10 questions for the professor // Petar Popovski
- Describe yourself in 3 words
Curious time struggler.
- What did you want to be as a kid?
- What are you professionally most proud of?
(1) Some research topics I helped to be started.
(2) My recently published book on wireless connectivity, low on math, but high on intuition. It also has a cartoon for each chapter.
(3) The fact that the researchers are happy to be in my group.
- If you won 10 million kroner, what would you do?
Excuse to the family that I cannot take them to a nice place right now due to the pandemic and then invest the money in stocks and startups.
- What’s the craziest thing that has happened to you?
I have changed the country I am living in two times: in 2001 by moving, in 1991 without moving.
- Who, dead or alive, would you like to meet the most?
Three persons, in fact, and all three of them are dead, so they cannot disappoint me. Niels Bohr, because he was both a brilliant thinker and a brilliant human being that saved a large number of people that were escaping from the Nazis. Hedy Lamarr, a Hollywood actress that patented a method for secure communication used today in wireless systems, such as Bluetooth. Miles Davis, because he reinvented the jazz music several times.
- What’s the worst thing about your job?
Having constantly to find money for my research, while the general public often believes that money is just raining onto universities from the government.

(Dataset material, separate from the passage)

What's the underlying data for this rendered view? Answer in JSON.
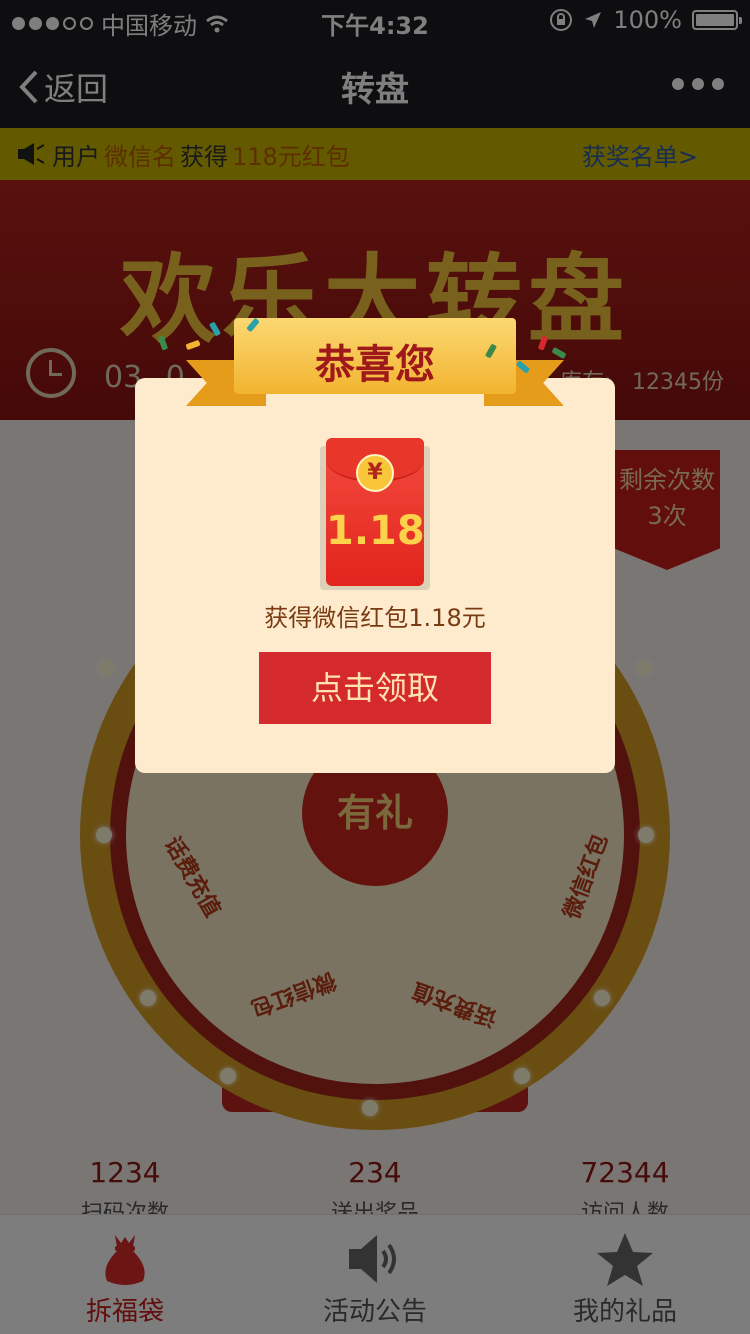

- What’s your favourite food?
Stuffed vine leaves, Macedonian version.
- What animal would you like to be?
Not sure, but I am envious of those animals that can fly.
- What’s your current project?
I am working on more than 15 different projects and articles, let me just mention some. A lot of our works are on concepts and technologies that are going to come after 5G, such as, for example, satellite communication for mega-constellations. Another direction is related to smart contracts and distributed ledgers: the big picture there is to create methods for communication and data processing that will bring value to the data owner. For example, many internet companies offer free service to collect user data and then use this data to earn on their algorithms. The question then is: can the users and the devices that provide data get part of that revenue, as a form of payment for taking part of their privacy? Another similar direction of work is related to Internet of Things technologies that can enable trustworthy carbon emission monitoring and trading. And a couple of more projects.